A novel metric that estimates our “burden,” or cumulative exposure, to a family of thousands of synthetic chemicals that we encounter in everyday life with potentially adverse health impacts, has been created by a team of researchers at Mount Sinai.
Tag: Environmental Medicine
Prenatal Exposure to Chemicals in Consumer and Industrial Products Is Associated With Rising Liver Disease in Children
The growing incidence of a potentially cancer-causing liver disease in children is associated with prenatal exposure to several endocrine-disrupting chemicals, Mount Sinai researchers report.
In Utero Exposure to Tiny Pollution Particles in the Air Is Linked to Asthma in Preschoolers, Study Shows
Women who were highly exposed to ultra-fine particles in air pollution during their pregnancy were more likely to have children who developed asthma, according to a study published in the American Journal of Respiratory and Critical Care Medicine in May. This is the first time asthma has been linked with prenatal exposure to this type of air pollution, which is named for its tiny size and which is not regulated or routinely monitored in the United States.
Overweight Children Exposed to Lead in Utero May Have Poor Future Kidney Function
Overweight children who were exposed to lead in utero and during their first weeks of life have the potential for poorer kidney function in adulthood, according to an Icahn School of Medicine at Mount Sinai study published in Environment International in March.
MicroRNA Testing of Healthy Children Could Provide a Window on Heart and Kidney Health Later in Life
Molecules called microRNAs (miRNAs) that are measurable in urine have been identified by researchers at Mount Sinai as predictors of both heart and kidney health in children without disease.

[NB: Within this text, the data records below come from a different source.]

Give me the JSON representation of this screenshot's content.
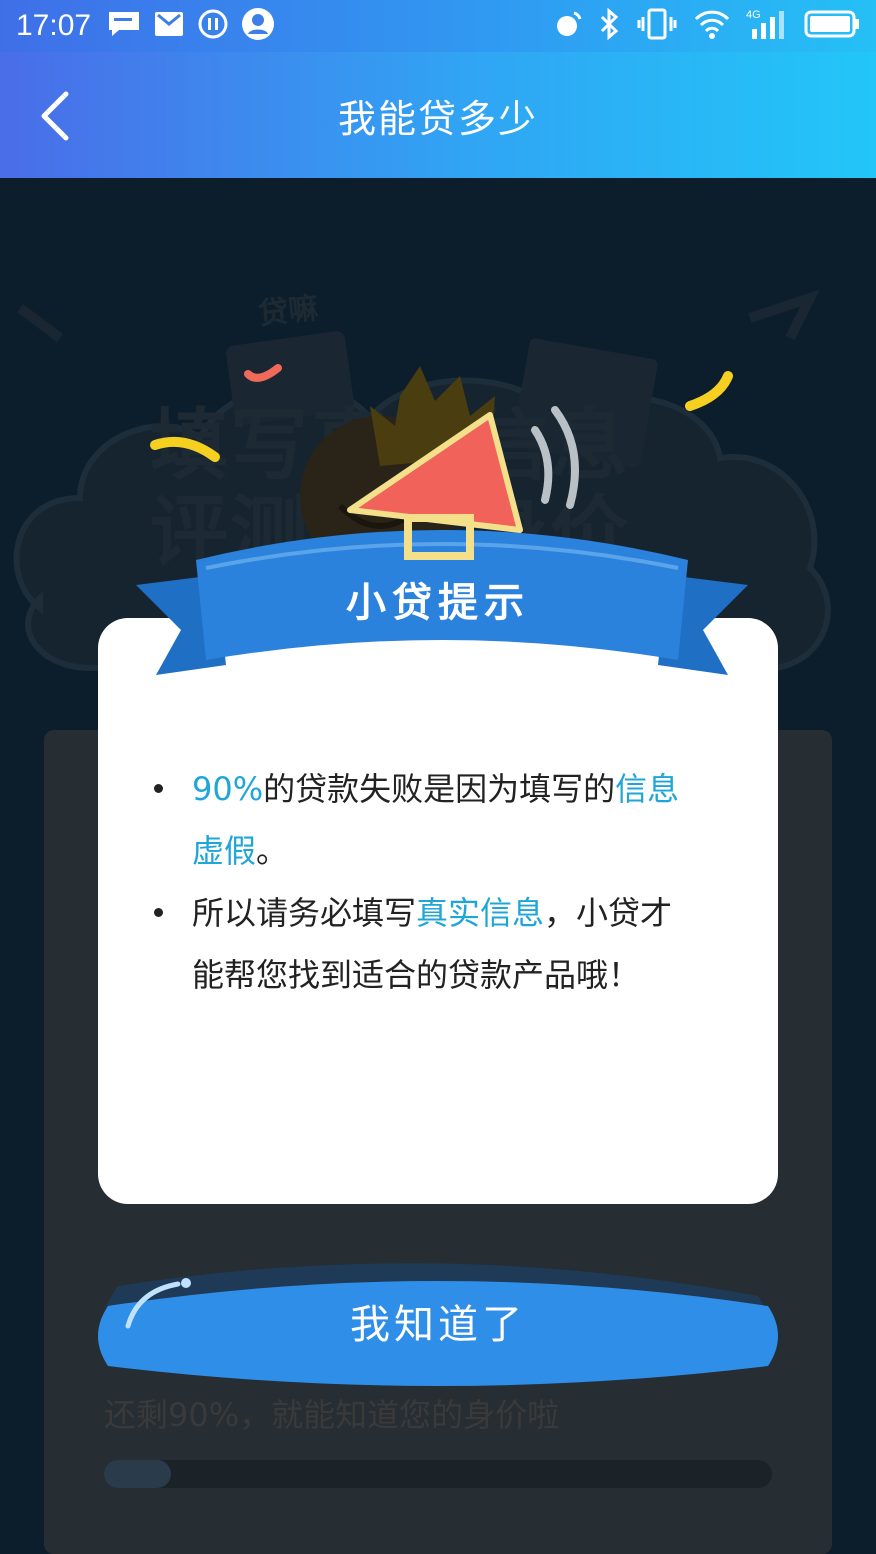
{
  "status_bar": {
    "time": "17:07",
    "left_icons": [
      "message-icon",
      "mail-icon",
      "pause-icon",
      "user-icon"
    ],
    "right_icons": [
      "nfc-icon",
      "bluetooth-icon",
      "vibrate-icon",
      "wifi-icon",
      "signal-4g-icon",
      "battery-icon"
    ],
    "network": "4G"
  },
  "header": {
    "title": "我能贷多少",
    "back_icon": "chevron-left-icon"
  },
  "background": {
    "logo_text": "贷嘛",
    "banner_line1": "填写真实信息",
    "banner_line2": "评测真实身价"
  },
  "dialog": {
    "ribbon_label": "小贷提示",
    "tips": [
      {
        "part1": "90%",
        "part2": "的贷款失败是因为填写的",
        "part3": "信息",
        "part4": "虚假",
        "part5": "。"
      },
      {
        "part1": "所以请务必填写",
        "part2": "真实信息",
        "part3": "，小贷才",
        "part4": "能帮您找到适合的贷款产品哦！"
      }
    ],
    "confirm_label": "我知道了"
  },
  "progress": {
    "text": "还剩90%，就能知道您的身价啦",
    "completed_fraction": 0.1
  },
  "colors": {
    "header_start": "#4a6de8",
    "header_end": "#22c6f8",
    "highlight": "#1fa6d8",
    "button": "#2f8ee8",
    "ribbon": "#2b82dc",
    "megaphone": "#f0625a"
  }
}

The epidemiological study of Mexican children was published in February in the journal Epigenomics.
New Theory Sheds Light on How the Environment Influences Human Health
Researchers at Mount Sinai have proposed a groundbreaking new way to study the interaction between complex biological systems in the body and the environment. Their theory suggests the existence of “biodynamic interfaces,” an intermediate entity between the two realms, as opposed to conventional approaches that analyze individual aspects of the interaction between the environment and humans in isolation, according to a paper published in BioEssays in October.